Why should we eat orange food in autumn? Because it’s seasonal and full of immune-building antioxidants, says chef Allegra McEvedy
Why are tomatoes red and what does that redness do for you? Why is a pink grapefruit better for you than a yellow one? Are black grapes really more nutritious than red ones? (Yes.) And what is it that makes pumpkins so vibrantly orange? For most of us, when we sit down to a plate of food our first impressions come from appearance and smell, long before flavour comes into play. The decision about whether we like what we see is determined by several factors, such as texture and complexity of appearance, but far and away the most important is colour.

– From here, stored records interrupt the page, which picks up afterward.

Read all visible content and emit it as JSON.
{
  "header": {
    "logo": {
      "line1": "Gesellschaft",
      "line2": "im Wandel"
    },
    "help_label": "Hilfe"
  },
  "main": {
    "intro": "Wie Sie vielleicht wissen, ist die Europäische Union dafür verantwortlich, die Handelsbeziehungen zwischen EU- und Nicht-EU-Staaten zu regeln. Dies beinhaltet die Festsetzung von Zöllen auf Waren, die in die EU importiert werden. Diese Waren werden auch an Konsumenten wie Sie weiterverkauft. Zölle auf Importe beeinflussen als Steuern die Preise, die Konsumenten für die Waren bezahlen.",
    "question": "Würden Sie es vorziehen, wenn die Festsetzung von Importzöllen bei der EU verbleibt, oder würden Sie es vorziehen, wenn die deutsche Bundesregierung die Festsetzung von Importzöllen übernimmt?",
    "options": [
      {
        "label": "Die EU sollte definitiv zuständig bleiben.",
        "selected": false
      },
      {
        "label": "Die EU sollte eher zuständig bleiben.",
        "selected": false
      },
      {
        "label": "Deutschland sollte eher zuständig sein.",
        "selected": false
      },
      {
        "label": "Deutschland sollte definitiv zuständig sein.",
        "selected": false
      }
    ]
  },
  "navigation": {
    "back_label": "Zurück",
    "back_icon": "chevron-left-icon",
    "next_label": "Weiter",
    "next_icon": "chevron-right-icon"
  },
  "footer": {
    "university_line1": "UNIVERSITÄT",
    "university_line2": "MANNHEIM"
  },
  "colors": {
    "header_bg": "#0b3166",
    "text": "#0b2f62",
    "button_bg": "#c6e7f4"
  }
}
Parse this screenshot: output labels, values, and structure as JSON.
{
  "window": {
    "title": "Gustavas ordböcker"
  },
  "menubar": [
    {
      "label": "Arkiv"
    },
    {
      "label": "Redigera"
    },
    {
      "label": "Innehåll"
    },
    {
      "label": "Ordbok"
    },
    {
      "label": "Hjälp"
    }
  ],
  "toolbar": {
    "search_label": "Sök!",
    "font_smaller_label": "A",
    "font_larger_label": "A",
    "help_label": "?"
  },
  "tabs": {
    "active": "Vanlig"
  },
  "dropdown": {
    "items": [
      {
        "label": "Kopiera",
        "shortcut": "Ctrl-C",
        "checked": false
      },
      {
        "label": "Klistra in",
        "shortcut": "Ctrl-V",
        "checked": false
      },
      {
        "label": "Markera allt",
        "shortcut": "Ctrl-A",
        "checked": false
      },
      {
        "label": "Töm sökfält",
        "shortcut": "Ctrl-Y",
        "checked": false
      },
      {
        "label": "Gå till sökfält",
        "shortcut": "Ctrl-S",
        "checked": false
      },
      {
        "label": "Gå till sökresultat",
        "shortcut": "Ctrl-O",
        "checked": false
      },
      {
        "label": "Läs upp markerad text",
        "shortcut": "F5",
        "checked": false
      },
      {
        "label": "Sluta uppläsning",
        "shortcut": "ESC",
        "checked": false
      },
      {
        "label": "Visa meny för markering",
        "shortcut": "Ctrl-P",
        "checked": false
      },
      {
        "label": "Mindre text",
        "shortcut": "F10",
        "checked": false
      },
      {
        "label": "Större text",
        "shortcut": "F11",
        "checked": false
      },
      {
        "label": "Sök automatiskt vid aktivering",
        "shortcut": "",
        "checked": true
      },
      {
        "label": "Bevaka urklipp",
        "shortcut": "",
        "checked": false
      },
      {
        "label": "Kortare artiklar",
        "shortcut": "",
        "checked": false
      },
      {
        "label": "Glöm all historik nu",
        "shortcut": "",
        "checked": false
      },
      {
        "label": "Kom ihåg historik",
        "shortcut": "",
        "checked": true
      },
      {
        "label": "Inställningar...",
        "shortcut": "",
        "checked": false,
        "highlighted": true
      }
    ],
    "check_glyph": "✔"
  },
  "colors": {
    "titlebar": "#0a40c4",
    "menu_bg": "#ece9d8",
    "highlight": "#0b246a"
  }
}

There are a lot of people in the food-supply business who realised this a long time ago and, unfortunately, they have been trying to dupe us subtly ever since with an assortment of devices such as chemical preservative sprays and even genetic modification. Yet it isn’t just the food suppliers who are at fault. Joe Public has been lazy, choosing to go for the easy option: “Wouldn’t a summer berry pavlova be delicious after the Christmas turkey!” We rarely stop to work out that those strawberries have come a minimum of 4,000 miles and have been squirted with all sorts of funniness to keep them in pristine condition for a scary amount of time.
The tragedy is that strawberries in mid- winter don’t do any kind of justice to their seasonal counterpart when it comes to flavour, nor for that matter do they do your body much good. A strawberry that has been flown in from Morocco, if you’re lucky, or South Africa, if you’re not, will contain less than 10 per cent of the iron, vitamin C and immune-building antioxidants than one bought locally in summer.
Source - Times